:: Excerpted records ::
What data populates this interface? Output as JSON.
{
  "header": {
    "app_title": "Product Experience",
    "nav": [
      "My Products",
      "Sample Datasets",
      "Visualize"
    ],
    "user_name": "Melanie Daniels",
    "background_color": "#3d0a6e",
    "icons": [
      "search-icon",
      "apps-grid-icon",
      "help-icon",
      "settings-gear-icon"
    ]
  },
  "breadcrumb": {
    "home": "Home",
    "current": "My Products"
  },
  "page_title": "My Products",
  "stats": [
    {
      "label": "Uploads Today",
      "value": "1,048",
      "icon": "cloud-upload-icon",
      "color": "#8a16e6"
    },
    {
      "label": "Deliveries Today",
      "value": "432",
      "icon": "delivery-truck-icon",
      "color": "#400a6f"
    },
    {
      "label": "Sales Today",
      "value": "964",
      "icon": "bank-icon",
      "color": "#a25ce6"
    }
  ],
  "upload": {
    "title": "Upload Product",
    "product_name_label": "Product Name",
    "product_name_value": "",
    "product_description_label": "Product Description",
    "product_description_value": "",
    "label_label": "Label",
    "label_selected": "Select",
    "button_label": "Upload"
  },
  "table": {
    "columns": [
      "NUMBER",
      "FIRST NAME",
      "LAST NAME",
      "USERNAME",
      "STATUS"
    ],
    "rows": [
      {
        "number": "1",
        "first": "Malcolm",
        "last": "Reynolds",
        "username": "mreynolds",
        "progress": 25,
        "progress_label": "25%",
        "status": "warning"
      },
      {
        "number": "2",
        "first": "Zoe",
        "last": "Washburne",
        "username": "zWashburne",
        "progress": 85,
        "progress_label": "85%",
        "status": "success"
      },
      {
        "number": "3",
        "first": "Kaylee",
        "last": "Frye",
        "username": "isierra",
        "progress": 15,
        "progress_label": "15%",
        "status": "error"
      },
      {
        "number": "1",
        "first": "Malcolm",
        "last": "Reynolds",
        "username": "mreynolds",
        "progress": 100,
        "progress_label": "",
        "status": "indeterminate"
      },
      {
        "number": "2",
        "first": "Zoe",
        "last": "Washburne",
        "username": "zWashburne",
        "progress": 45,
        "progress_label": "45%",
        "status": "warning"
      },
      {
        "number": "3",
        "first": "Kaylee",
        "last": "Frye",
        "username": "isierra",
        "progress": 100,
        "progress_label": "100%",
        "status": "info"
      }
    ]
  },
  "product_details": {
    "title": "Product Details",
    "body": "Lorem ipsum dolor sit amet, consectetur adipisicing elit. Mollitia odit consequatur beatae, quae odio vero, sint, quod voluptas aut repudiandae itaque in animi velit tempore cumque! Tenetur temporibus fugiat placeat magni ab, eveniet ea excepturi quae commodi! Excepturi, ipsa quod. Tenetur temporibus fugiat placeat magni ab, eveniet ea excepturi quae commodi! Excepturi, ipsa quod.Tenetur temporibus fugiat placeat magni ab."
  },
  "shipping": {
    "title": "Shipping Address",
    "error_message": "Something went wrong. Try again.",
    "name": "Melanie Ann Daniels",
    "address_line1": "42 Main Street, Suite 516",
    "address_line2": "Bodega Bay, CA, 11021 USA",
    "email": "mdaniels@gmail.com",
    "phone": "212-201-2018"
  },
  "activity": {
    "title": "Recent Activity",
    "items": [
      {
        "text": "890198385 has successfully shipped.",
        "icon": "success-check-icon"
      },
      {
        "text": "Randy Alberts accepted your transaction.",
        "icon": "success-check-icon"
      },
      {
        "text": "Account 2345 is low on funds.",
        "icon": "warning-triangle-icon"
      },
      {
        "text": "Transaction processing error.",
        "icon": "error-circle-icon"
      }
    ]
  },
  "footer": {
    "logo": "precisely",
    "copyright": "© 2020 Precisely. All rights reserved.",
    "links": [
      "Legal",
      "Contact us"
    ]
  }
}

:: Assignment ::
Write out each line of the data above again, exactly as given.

:: Response ::
What data populates this interface? Output as JSON.
{
  "header": {
    "app_title": "Product Experience",
    "nav": [
      "My Products",
      "Sample Datasets",
      "Visualize"
    ],
    "user_name": "Melanie Daniels",
    "background_color": "#3d0a6e",
    "icons": [
      "search-icon",
      "apps-grid-icon",
      "help-icon",
      "settings-gear-icon"
    ]
  },
  "breadcrumb": {
    "home": "Home",
    "current": "My Products"
  },
  "page_title": "My Products",
  "stats": [
    {
      "label": "Uploads Today",
      "value": "1,048",
      "icon": "cloud-upload-icon",
      "color": "#8a16e6"
    },
    {
      "label": "Deliveries Today",
      "value": "432",
      "icon": "delivery-truck-icon",
      "color": "#400a6f"
    },
    {
      "label": "Sales Today",
      "value": "964",
      "icon": "bank-icon",
      "color": "#a25ce6"
    }
  ],
  "upload": {
    "title": "Upload Product",
    "product_name_label": "Product Name",
    "product_name_value": "",
    "product_description_label": "Product Description",
    "product_description_value": "",
    "label_label": "Label",
    "label_selected": "Select",
    "button_label": "Upload"
  },
  "table": {
    "columns": [
      "NUMBER",
      "FIRST NAME",
      "LAST NAME",
      "USERNAME",
      "STATUS"
    ],
    "rows": [
      {
        "number": "1",
        "first": "Malcolm",
        "last": "Reynolds",
        "username": "mreynolds",
        "progress": 25,
        "progress_label": "25%",
        "status": "warning"
      },
      {
        "number": "2",
        "first": "Zoe",
        "last": "Washburne",
        "username": "zWashburne",
        "progress": 85,
        "progress_label": "85%",
        "status": "success"
      },
      {
        "number": "3",
        "first": "Kaylee",
        "last": "Frye",
        "username": "isierra",
        "progress": 15,
        "progress_label": "15%",
        "status": "error"
      },
      {
        "number": "1",
        "first": "Malcolm",
        "last": "Reynolds",
        "username": "mreynolds",
        "progress": 100,
        "progress_label": "",
        "status": "indeterminate"
      },
      {
        "number": "2",
        "first": "Zoe",
        "last": "Washburne",
        "username": "zWashburne",
        "progress": 45,
        "progress_label": "45%",
        "status": "warning"
      },
      {
        "number": "3",
        "first": "Kaylee",
        "last": "Frye",
        "username": "isierra",
        "progress": 100,
        "progress_label": "100%",
        "status": "info"
      }
    ]
  },
  "product_details": {
    "title": "Product Details",
    "body": "Lorem ipsum dolor sit amet, consectetur adipisicing elit. Mollitia odit consequatur beatae, quae odio vero, sint, quod voluptas aut repudiandae itaque in animi velit tempore cumque! Tenetur temporibus fugiat placeat magni ab, eveniet ea excepturi quae commodi! Excepturi, ipsa quod. Tenetur temporibus fugiat placeat magni ab, eveniet ea excepturi quae commodi! Excepturi, ipsa quod.Tenetur temporibus fugiat placeat magni ab."
  },
  "shipping": {
    "title": "Shipping Address",
    "error_message": "Something went wrong. Try again.",
    "name": "Melanie Ann Daniels",
    "address_line1": "42 Main Street, Suite 516",
    "address_line2": "Bodega Bay, CA, 11021 USA",
    "email": "mdaniels@gmail.com",
    "phone": "212-201-2018"
  },
  "activity": {
    "title": "Recent Activity",
    "items": [
      {
        "text": "890198385 has successfully shipped.",
        "icon": "success-check-icon"
      },
      {
        "text": "Randy Alberts accepted your transaction.",
        "icon": "success-check-icon"
      },
      {
        "text": "Account 2345 is low on funds.",
        "icon": "warning-triangle-icon"
      },
      {
        "text": "Transaction processing error.",
        "icon": "error-circle-icon"
      }
    ]
  },
  "footer": {
    "logo": "precisely",
    "copyright": "© 2020 Precisely. All rights reserved.",
    "links": [
      "Legal",
      "Contact us"
    ]
  }
}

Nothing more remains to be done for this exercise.